Data records for software interfaces
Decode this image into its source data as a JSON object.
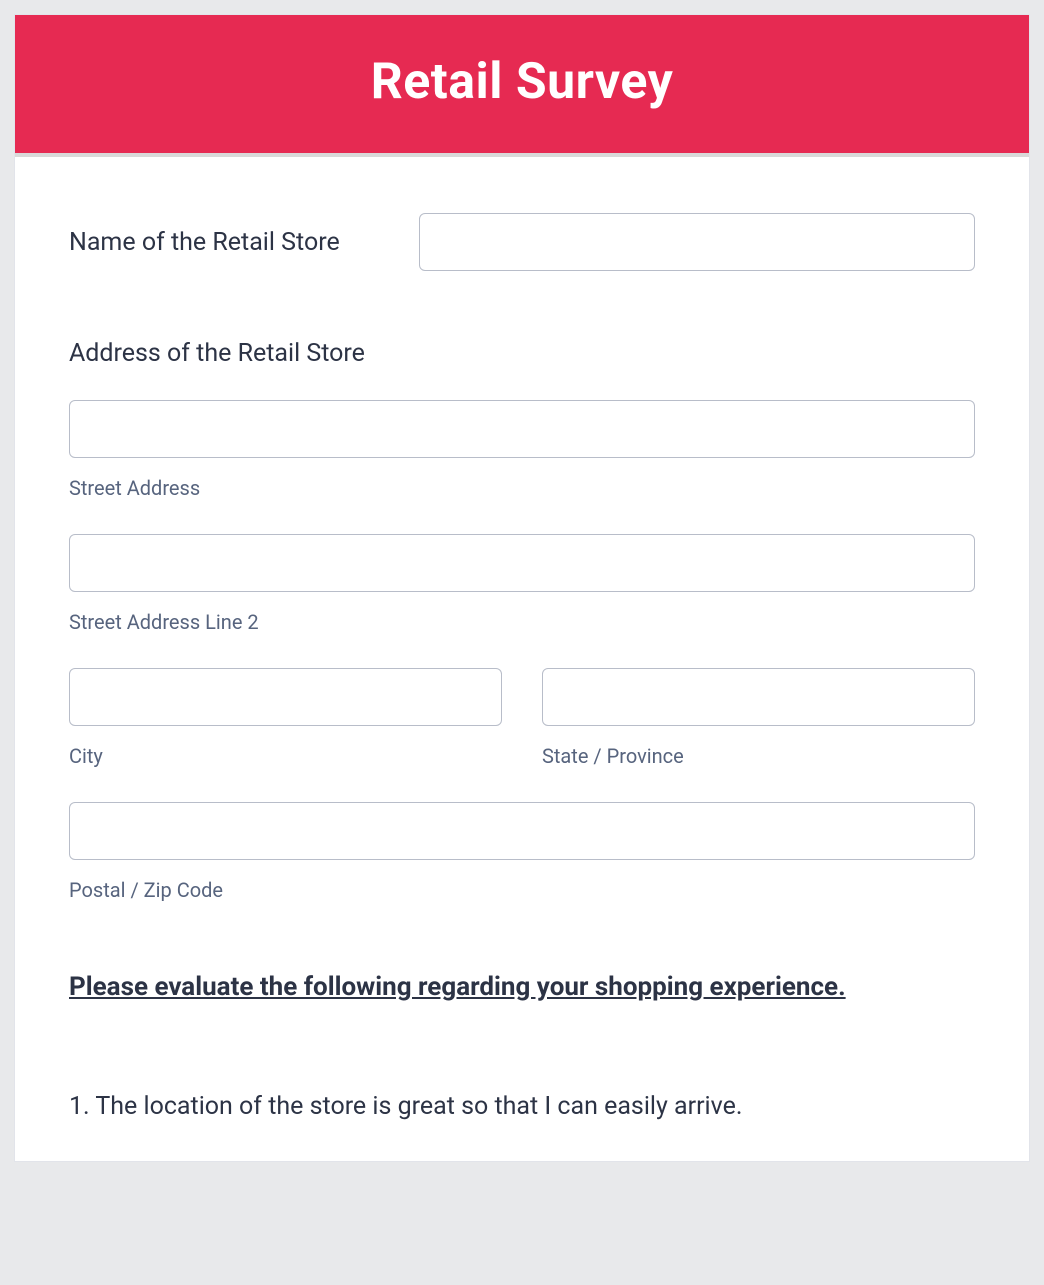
{
  "header": {
    "title": "Retail Survey"
  },
  "fields": {
    "store_name": {
      "label": "Name of the Retail Store",
      "value": ""
    },
    "store_address": {
      "label": "Address of the Retail Store",
      "street": {
        "sublabel": "Street Address",
        "value": ""
      },
      "street2": {
        "sublabel": "Street Address Line 2",
        "value": ""
      },
      "city": {
        "sublabel": "City",
        "value": ""
      },
      "state": {
        "sublabel": "State / Province",
        "value": ""
      },
      "postal": {
        "sublabel": "Postal / Zip Code",
        "value": ""
      }
    }
  },
  "evaluation": {
    "heading": "Please evaluate the following regarding your shopping experience.",
    "questions": [
      "1. The location of the store is great so that I can easily arrive."
    ]
  },
  "colors": {
    "accent": "#e62a52",
    "text": "#2c3345",
    "subtext": "#57647e",
    "border": "#b8bdc9",
    "page_bg": "#e8e9eb"
  }
}
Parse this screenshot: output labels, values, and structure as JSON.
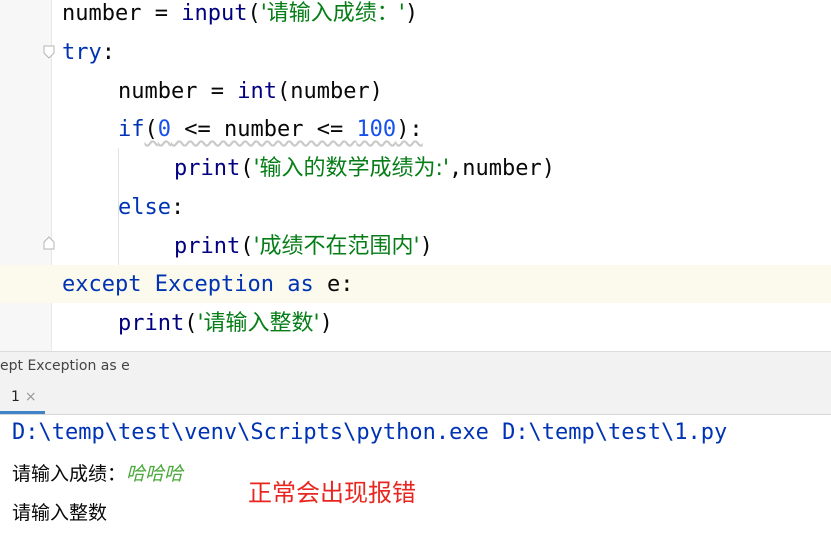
{
  "editor": {
    "lines": [
      {
        "pre": "number = ",
        "fn": "input",
        "lp": "(",
        "str": "'请输入成绩：'",
        "rp": ")"
      },
      {
        "kw": "try",
        "rest": ":"
      },
      {
        "a": "number = ",
        "fn": "int",
        "b": "(number)"
      },
      {
        "kw": "if",
        "open": "(",
        "n0": "0",
        "mid": " <= number <= ",
        "n1": "100",
        "close": "):"
      },
      {
        "fn": "print",
        "lp": "(",
        "str": "'输入的数学成绩为:'",
        "rest": ",number)"
      },
      {
        "kw": "else",
        "rest": ":"
      },
      {
        "fn": "print",
        "lp": "(",
        "str": "'成绩不在范围内'",
        "rp": ")"
      },
      {
        "kw": "except",
        "sp": " ",
        "cls": "Exception",
        "sp2": " ",
        "kw2": "as",
        "rest": " e:"
      },
      {
        "fn": "print",
        "lp": "(",
        "str": "'请输入整数'",
        "rp": ")"
      }
    ]
  },
  "breadcrumb": "ept Exception as e",
  "run_tab": {
    "label": "1",
    "close": "×"
  },
  "console": {
    "command": "D:\\temp\\test\\venv\\Scripts\\python.exe D:\\temp\\test\\1.py",
    "prompt": "请输入成绩：",
    "input_value": "哈哈哈",
    "output": "请输入整数"
  },
  "annotation": "正常会出现报错"
}
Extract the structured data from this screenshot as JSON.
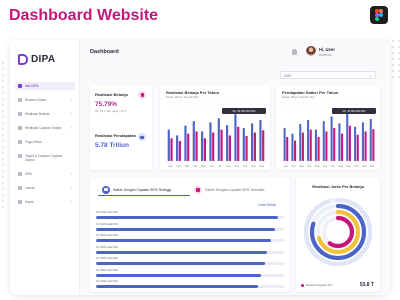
{
  "shot_title": "Dashboard Website",
  "app": {
    "logo_text": "DIPA"
  },
  "sidebar": {
    "items": [
      {
        "label": "Info DIPA",
        "active": true,
        "chevron": ""
      },
      {
        "label": "Rincian Output",
        "active": false,
        "chevron": "›"
      },
      {
        "label": "Realisasi Belanja",
        "active": false,
        "chevron": "›"
      },
      {
        "label": "Realisasi Capaian Output",
        "active": false,
        "chevron": "›"
      },
      {
        "label": "Pagu Minus",
        "active": false,
        "chevron": ""
      },
      {
        "label": "Target & Capaian Capaian Output",
        "active": false,
        "chevron": ""
      },
      {
        "label": "IKPA",
        "active": false,
        "chevron": "›"
      },
      {
        "label": "Laman",
        "active": false,
        "chevron": "›"
      },
      {
        "label": "Hapal",
        "active": false,
        "chevron": "›"
      }
    ]
  },
  "header": {
    "title": "Dashboard",
    "user_name": "Hi, User",
    "user_role": "Bapenas"
  },
  "filter": {
    "year": "2024",
    "chevron": "⌄"
  },
  "kpis": {
    "realisasi_belanja": {
      "label": "Realisasi Belanja",
      "value": "75.79%",
      "sub": "Rp. 10 T dari pagu : 10 T"
    },
    "realisasi_pendapatan": {
      "label": "Realisasi Pendapatan",
      "value": "5.78 Triliun"
    }
  },
  "charts": {
    "bar1": {
      "title": "Realisasi Belanja Per Tahun",
      "subtitle": "Dalam Miliyar Rupiah (Rp)"
    },
    "bar2": {
      "title": "Pendapatan Satker Per Tahun",
      "subtitle": "Dalam Miliyar Rupiah (Rp)"
    }
  },
  "tabs": [
    {
      "label": "Satker Dengan Capaian IKPA Tertinggi",
      "active": true
    },
    {
      "label": "Satker Dengan Capaian IKPA Terendah",
      "active": false
    }
  ],
  "see_all": "Lihat Detail",
  "ranking_rows": [
    {
      "label": "KO SDM Hasbi Bel",
      "fill": 0.97
    },
    {
      "label": "KO SDM Hasbi Bel",
      "fill": 0.95
    },
    {
      "label": "KO SDM Hasbi Bel",
      "fill": 0.93
    },
    {
      "label": "KO SDM Hasbi Bel",
      "fill": 0.91
    },
    {
      "label": "KO SDM Hasbi Bel",
      "fill": 0.9
    },
    {
      "label": "KO SDM Hasbi Bel",
      "fill": 0.88
    },
    {
      "label": "KO SDM Hasbi Bel",
      "fill": 0.86
    }
  ],
  "radial": {
    "title": "Realisasi Jenis Per Belanja",
    "legend_label": "Belanja Pegawai (51)",
    "value": "53.8 T",
    "colors": [
      "#e0e4f7",
      "#4c64c6",
      "#f3c23b",
      "#c4167c"
    ]
  },
  "colors": {
    "accent": "#4c64c6",
    "brand": "#c4167c",
    "purple": "#7a3cc9"
  },
  "chart_data": [
    {
      "type": "bar",
      "title": "Realisasi Belanja Per Tahun",
      "subtitle": "Dalam Miliyar Rupiah (Rp)",
      "categories": [
        "Jan",
        "Feb",
        "Mar",
        "Apr",
        "May",
        "Jun",
        "Jul",
        "Aug",
        "Sep",
        "Oct",
        "Nov",
        "Dec"
      ],
      "series": [
        {
          "values": [
            55,
            45,
            62,
            70,
            52,
            68,
            75,
            63,
            82,
            58,
            66,
            72
          ],
          "color": "#4c64c6"
        },
        {
          "values": [
            40,
            35,
            48,
            52,
            40,
            50,
            55,
            45,
            60,
            44,
            50,
            54
          ],
          "color": "#c4167c"
        }
      ],
      "ylim": [
        0,
        100
      ],
      "tick_labels": [
        "Jan",
        "Feb",
        "Mar",
        "Apr",
        "May",
        "Jun",
        "Jul",
        "Aug",
        "Sep",
        "Oct",
        "Nov",
        "Dec"
      ],
      "tooltip": "Rp. 40.000.000.000"
    },
    {
      "type": "bar",
      "title": "Pendapatan Satker Per Tahun",
      "subtitle": "Dalam Miliyar Rupiah (Rp)",
      "categories": [
        "Jan",
        "Feb",
        "Mar",
        "Apr",
        "May",
        "Jun",
        "Jul",
        "Aug",
        "Sep",
        "Oct",
        "Nov",
        "Dec"
      ],
      "series": [
        {
          "values": [
            58,
            48,
            65,
            72,
            55,
            70,
            78,
            66,
            85,
            60,
            68,
            74
          ],
          "color": "#4c64c6"
        },
        {
          "values": [
            42,
            36,
            50,
            55,
            42,
            52,
            58,
            48,
            62,
            46,
            52,
            56
          ],
          "color": "#c4167c"
        }
      ],
      "ylim": [
        0,
        100
      ],
      "tick_labels": [
        "Jan",
        "Feb",
        "Mar",
        "Apr",
        "May",
        "Jun",
        "Jul",
        "Aug",
        "Sep",
        "Oct",
        "Nov",
        "Dec"
      ],
      "tooltip": "Rp. 40.000.000.000"
    },
    {
      "type": "pie",
      "title": "Realisasi Jenis Per Belanja",
      "note": "concentric radial rings",
      "values": [
        0.95,
        0.8,
        0.7,
        0.6
      ],
      "colors": [
        "#e0e4f7",
        "#4c64c6",
        "#f3c23b",
        "#c4167c"
      ]
    }
  ]
}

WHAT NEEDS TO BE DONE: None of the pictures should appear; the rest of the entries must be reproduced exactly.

TASK SOLUTION:
Decode this image into its source data as a JSON object.
{
  "header": {
    "title": "Retail Survey"
  },
  "fields": {
    "store_name": {
      "label": "Name of the Retail Store",
      "value": ""
    },
    "store_address": {
      "label": "Address of the Retail Store",
      "street": {
        "sublabel": "Street Address",
        "value": ""
      },
      "street2": {
        "sublabel": "Street Address Line 2",
        "value": ""
      },
      "city": {
        "sublabel": "City",
        "value": ""
      },
      "state": {
        "sublabel": "State / Province",
        "value": ""
      },
      "postal": {
        "sublabel": "Postal / Zip Code",
        "value": ""
      }
    }
  },
  "evaluation": {
    "heading": "Please evaluate the following regarding your shopping experience.",
    "questions": [
      "1. The location of the store is great so that I can easily arrive."
    ]
  },
  "colors": {
    "accent": "#e62a52",
    "text": "#2c3345",
    "subtext": "#57647e",
    "border": "#b8bdc9",
    "page_bg": "#e8e9eb"
  }
}
Parse this screenshot: output labels, values, and structure as JSON.
{
  "editor": {
    "lines": [
      {
        "pre": "number = ",
        "fn": "input",
        "lp": "(",
        "str": "'请输入成绩：'",
        "rp": ")"
      },
      {
        "kw": "try",
        "rest": ":"
      },
      {
        "a": "number = ",
        "fn": "int",
        "b": "(number)"
      },
      {
        "kw": "if",
        "open": "(",
        "n0": "0",
        "mid": " <= number <= ",
        "n1": "100",
        "close": "):"
      },
      {
        "fn": "print",
        "lp": "(",
        "str": "'输入的数学成绩为:'",
        "rest": ",number)"
      },
      {
        "kw": "else",
        "rest": ":"
      },
      {
        "fn": "print",
        "lp": "(",
        "str": "'成绩不在范围内'",
        "rp": ")"
      },
      {
        "kw": "except",
        "sp": " ",
        "cls": "Exception",
        "sp2": " ",
        "kw2": "as",
        "rest": " e:"
      },
      {
        "fn": "print",
        "lp": "(",
        "str": "'请输入整数'",
        "rp": ")"
      }
    ]
  },
  "breadcrumb": "ept Exception as e",
  "run_tab": {
    "label": "1",
    "close": "×"
  },
  "console": {
    "command": "D:\\temp\\test\\venv\\Scripts\\python.exe D:\\temp\\test\\1.py",
    "prompt": "请输入成绩：",
    "input_value": "哈哈哈",
    "output": "请输入整数"
  },
  "annotation": "正常会出现报错"
}
Extract the structured data from this screenshot as JSON.
{
  "shot_title": "Dashboard Website",
  "app": {
    "logo_text": "DIPA"
  },
  "sidebar": {
    "items": [
      {
        "label": "Info DIPA",
        "active": true,
        "chevron": ""
      },
      {
        "label": "Rincian Output",
        "active": false,
        "chevron": "›"
      },
      {
        "label": "Realisasi Belanja",
        "active": false,
        "chevron": "›"
      },
      {
        "label": "Realisasi Capaian Output",
        "active": false,
        "chevron": "›"
      },
      {
        "label": "Pagu Minus",
        "active": false,
        "chevron": ""
      },
      {
        "label": "Target & Capaian Capaian Output",
        "active": false,
        "chevron": ""
      },
      {
        "label": "IKPA",
        "active": false,
        "chevron": "›"
      },
      {
        "label": "Laman",
        "active": false,
        "chevron": "›"
      },
      {
        "label": "Hapal",
        "active": false,
        "chevron": "›"
      }
    ]
  },
  "header": {
    "title": "Dashboard",
    "user_name": "Hi, User",
    "user_role": "Bapenas"
  },
  "filter": {
    "year": "2024",
    "chevron": "⌄"
  },
  "kpis": {
    "realisasi_belanja": {
      "label": "Realisasi Belanja",
      "value": "75.79%",
      "sub": "Rp. 10 T dari pagu : 10 T"
    },
    "realisasi_pendapatan": {
      "label": "Realisasi Pendapatan",
      "value": "5.78 Triliun"
    }
  },
  "charts": {
    "bar1": {
      "title": "Realisasi Belanja Per Tahun",
      "subtitle": "Dalam Miliyar Rupiah (Rp)"
    },
    "bar2": {
      "title": "Pendapatan Satker Per Tahun",
      "subtitle": "Dalam Miliyar Rupiah (Rp)"
    }
  },
  "tabs": [
    {
      "label": "Satker Dengan Capaian IKPA Tertinggi",
      "active": true
    },
    {
      "label": "Satker Dengan Capaian IKPA Terendah",
      "active": false
    }
  ],
  "see_all": "Lihat Detail",
  "ranking_rows": [
    {
      "label": "KO SDM Hasbi Bel",
      "fill": 0.97
    },
    {
      "label": "KO SDM Hasbi Bel",
      "fill": 0.95
    },
    {
      "label": "KO SDM Hasbi Bel",
      "fill": 0.93
    },
    {
      "label": "KO SDM Hasbi Bel",
      "fill": 0.91
    },
    {
      "label": "KO SDM Hasbi Bel",
      "fill": 0.9
    },
    {
      "label": "KO SDM Hasbi Bel",
      "fill": 0.88
    },
    {
      "label": "KO SDM Hasbi Bel",
      "fill": 0.86
    }
  ],
  "radial": {
    "title": "Realisasi Jenis Per Belanja",
    "legend_label": "Belanja Pegawai (51)",
    "value": "53.8 T",
    "colors": [
      "#e0e4f7",
      "#4c64c6",
      "#f3c23b",
      "#c4167c"
    ]
  },
  "colors": {
    "accent": "#4c64c6",
    "brand": "#c4167c",
    "purple": "#7a3cc9"
  },
  "chart_data": [
    {
      "type": "bar",
      "title": "Realisasi Belanja Per Tahun",
      "subtitle": "Dalam Miliyar Rupiah (Rp)",
      "categories": [
        "Jan",
        "Feb",
        "Mar",
        "Apr",
        "May",
        "Jun",
        "Jul",
        "Aug",
        "Sep",
        "Oct",
        "Nov",
        "Dec"
      ],
      "series": [
        {
          "values": [
            55,
            45,
            62,
            70,
            52,
            68,
            75,
            63,
            82,
            58,
            66,
            72
          ],
          "color": "#4c64c6"
        },
        {
          "values": [
            40,
            35,
            48,
            52,
            40,
            50,
            55,
            45,
            60,
            44,
            50,
            54
          ],
          "color": "#c4167c"
        }
      ],
      "ylim": [
        0,
        100
      ],
      "tick_labels": [
        "Jan",
        "Feb",
        "Mar",
        "Apr",
        "May",
        "Jun",
        "Jul",
        "Aug",
        "Sep",
        "Oct",
        "Nov",
        "Dec"
      ],
      "tooltip": "Rp. 40.000.000.000"
    },
    {
      "type": "bar",
      "title": "Pendapatan Satker Per Tahun",
      "subtitle": "Dalam Miliyar Rupiah (Rp)",
      "categories": [
        "Jan",
        "Feb",
        "Mar",
        "Apr",
        "May",
        "Jun",
        "Jul",
        "Aug",
        "Sep",
        "Oct",
        "Nov",
        "Dec"
      ],
      "series": [
        {
          "values": [
            58,
            48,
            65,
            72,
            55,
            70,
            78,
            66,
            85,
            60,
            68,
            74
          ],
          "color": "#4c64c6"
        },
        {
          "values": [
            42,
            36,
            50,
            55,
            42,
            52,
            58,
            48,
            62,
            46,
            52,
            56
          ],
          "color": "#c4167c"
        }
      ],
      "ylim": [
        0,
        100
      ],
      "tick_labels": [
        "Jan",
        "Feb",
        "Mar",
        "Apr",
        "May",
        "Jun",
        "Jul",
        "Aug",
        "Sep",
        "Oct",
        "Nov",
        "Dec"
      ],
      "tooltip": "Rp. 40.000.000.000"
    },
    {
      "type": "pie",
      "title": "Realisasi Jenis Per Belanja",
      "note": "concentric radial rings",
      "values": [
        0.95,
        0.8,
        0.7,
        0.6
      ],
      "colors": [
        "#e0e4f7",
        "#4c64c6",
        "#f3c23b",
        "#c4167c"
      ]
    }
  ]
}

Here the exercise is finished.